Hemingway’s dispatches from the front lines of the war were much the same. They concentrated on the lives of individuals, such as the piece about the chauffeurs. They also concentrated on descriptions of fire fights and battles. What they did not concern themselves with were the politics of the situation, and why the two sides were fighting. This is true of all the archived dispatches published by the New York Times.
Perhaps, in the end, For Whom The Bell Tolls is Hemingway doing what he does best, which is create characters that move the readers. The object of the novel is obviously not to inform about the bases for the war, nor to necessarily get the reader on one side or the other. The republicans are seen as sympathetic, as they are exemplified by the main characters, yet the most brutal scene of the novel, that of the murder of the fascists by the gauntlet of men, are perpetrated by the republicans. Therefore, all sides are portrayed as deeply flawed, and, hence, the novel fails as a propaganda piece for the republican side. The object of the novel is to show, in an intimate way, the affect that the war had on individual lives. Some of Hemingway’s dispatches, notably the one about the chauffeur, is much the same. And, the parts of the novel that go into detail about the fighting correspond with some of Hemingway’s other dispatches. In this way, the dispatches serve the same purpose as the novel – to inform about pieces and pieces of what’s going on while avoiding the big picture or taking sides in the politics of the situation.
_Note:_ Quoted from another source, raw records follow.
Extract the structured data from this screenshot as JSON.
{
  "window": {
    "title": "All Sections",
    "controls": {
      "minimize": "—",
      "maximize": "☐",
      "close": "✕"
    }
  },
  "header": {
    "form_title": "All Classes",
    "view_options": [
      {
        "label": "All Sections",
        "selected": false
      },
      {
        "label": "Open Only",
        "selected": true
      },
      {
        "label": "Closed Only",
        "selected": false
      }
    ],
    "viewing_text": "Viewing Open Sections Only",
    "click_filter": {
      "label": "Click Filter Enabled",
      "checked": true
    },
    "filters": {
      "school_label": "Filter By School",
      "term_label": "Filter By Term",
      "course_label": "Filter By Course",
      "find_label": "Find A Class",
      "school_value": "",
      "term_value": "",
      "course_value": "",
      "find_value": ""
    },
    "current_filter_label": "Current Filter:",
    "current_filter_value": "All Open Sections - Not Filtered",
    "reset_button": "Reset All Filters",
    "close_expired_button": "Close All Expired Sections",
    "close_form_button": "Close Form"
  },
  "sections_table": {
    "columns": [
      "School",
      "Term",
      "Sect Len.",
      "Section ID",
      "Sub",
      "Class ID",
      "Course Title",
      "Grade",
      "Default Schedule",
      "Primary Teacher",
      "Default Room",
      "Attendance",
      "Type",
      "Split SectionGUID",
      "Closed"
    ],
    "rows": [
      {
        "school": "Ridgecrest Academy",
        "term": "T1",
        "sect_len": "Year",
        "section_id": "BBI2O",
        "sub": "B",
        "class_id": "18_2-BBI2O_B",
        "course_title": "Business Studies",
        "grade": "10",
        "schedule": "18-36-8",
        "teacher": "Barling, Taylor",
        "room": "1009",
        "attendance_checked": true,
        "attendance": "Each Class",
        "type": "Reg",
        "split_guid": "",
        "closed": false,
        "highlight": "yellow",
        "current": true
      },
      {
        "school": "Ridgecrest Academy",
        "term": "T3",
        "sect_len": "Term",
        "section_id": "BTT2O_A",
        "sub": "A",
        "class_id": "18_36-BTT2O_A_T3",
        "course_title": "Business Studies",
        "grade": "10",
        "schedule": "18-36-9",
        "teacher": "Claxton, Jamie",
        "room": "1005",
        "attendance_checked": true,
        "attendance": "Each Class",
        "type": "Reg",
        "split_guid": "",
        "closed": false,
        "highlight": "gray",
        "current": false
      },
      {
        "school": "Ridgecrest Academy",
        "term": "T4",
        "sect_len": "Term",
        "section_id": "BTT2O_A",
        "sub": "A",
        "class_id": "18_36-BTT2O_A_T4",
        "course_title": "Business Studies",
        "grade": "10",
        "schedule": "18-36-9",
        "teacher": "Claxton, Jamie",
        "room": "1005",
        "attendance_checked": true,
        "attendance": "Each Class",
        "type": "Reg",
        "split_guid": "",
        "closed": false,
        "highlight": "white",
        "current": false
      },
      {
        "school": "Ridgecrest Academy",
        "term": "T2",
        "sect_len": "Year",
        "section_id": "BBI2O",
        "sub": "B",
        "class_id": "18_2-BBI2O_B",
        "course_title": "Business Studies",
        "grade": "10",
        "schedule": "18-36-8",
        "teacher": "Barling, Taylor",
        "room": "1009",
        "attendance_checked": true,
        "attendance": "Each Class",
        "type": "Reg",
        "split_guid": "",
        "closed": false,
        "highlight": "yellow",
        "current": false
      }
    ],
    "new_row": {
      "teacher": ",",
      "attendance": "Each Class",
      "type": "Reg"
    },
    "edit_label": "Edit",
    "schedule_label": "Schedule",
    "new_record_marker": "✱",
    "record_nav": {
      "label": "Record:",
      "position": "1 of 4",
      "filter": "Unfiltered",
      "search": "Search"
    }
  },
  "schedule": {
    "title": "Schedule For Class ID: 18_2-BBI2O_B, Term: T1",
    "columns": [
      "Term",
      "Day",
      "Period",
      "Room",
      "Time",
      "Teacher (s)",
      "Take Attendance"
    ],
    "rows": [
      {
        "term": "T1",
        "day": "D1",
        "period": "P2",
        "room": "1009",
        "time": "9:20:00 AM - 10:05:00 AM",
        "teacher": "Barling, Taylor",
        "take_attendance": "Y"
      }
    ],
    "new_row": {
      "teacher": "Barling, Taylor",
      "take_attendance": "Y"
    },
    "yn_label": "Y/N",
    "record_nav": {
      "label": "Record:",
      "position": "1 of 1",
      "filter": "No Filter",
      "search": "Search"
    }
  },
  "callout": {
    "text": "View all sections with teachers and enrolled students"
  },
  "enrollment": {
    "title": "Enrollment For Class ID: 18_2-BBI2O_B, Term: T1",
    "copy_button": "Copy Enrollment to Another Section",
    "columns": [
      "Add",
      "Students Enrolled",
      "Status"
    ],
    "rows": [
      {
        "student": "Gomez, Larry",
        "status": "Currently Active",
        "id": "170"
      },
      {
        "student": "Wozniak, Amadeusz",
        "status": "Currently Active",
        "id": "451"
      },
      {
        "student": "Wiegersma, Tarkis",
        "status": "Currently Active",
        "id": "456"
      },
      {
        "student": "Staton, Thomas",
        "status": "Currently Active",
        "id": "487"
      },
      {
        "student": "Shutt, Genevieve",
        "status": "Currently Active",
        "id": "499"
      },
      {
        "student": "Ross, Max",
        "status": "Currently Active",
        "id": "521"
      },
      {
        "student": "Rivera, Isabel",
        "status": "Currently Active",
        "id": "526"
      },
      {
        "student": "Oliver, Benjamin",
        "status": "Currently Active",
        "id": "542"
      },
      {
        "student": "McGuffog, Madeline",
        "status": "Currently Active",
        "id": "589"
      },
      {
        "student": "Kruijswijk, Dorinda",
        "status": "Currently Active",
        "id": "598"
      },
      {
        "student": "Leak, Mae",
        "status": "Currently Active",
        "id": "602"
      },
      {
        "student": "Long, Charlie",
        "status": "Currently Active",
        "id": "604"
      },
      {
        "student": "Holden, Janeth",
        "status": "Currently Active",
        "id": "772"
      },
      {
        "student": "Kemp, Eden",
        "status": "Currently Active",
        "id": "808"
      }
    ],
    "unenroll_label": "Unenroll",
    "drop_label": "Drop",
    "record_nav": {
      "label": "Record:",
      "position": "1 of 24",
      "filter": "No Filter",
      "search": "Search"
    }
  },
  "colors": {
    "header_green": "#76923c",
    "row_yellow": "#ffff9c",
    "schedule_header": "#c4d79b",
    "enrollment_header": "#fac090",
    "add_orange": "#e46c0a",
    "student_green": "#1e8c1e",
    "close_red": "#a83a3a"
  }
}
- Hemingway, Ernest. For Whom the Bell Tolls. New York, NY: Simon & Schuster, 1940.
- Josephs, Allen. For Whom the Bell Tolls: Ernest Hemingway’s Undiscovered Country. New York, NY: Twayne Publishers.
- Hemingway, Ernest. “Lerida is Divided by Warring Forces.” The New York Times 20 April 1938: http://www.nytimes.com/books/ 99/07/04/specials/hemingway-lerida.html
- Hemingway, Ernest. “Heavy Shell-Fire in Madrid Advance.” The New York Times 10 April 1937: http://www.nytimes.com/books/99/07/04/specials/hemingway-advance.html
- Hemingway, Ernest. “Spanish Fatalism Typified by Driver.” The New York Times 23 May 1937: http://www.nytimes.com/books/99/07/04/specials/hemingway-fatalism.html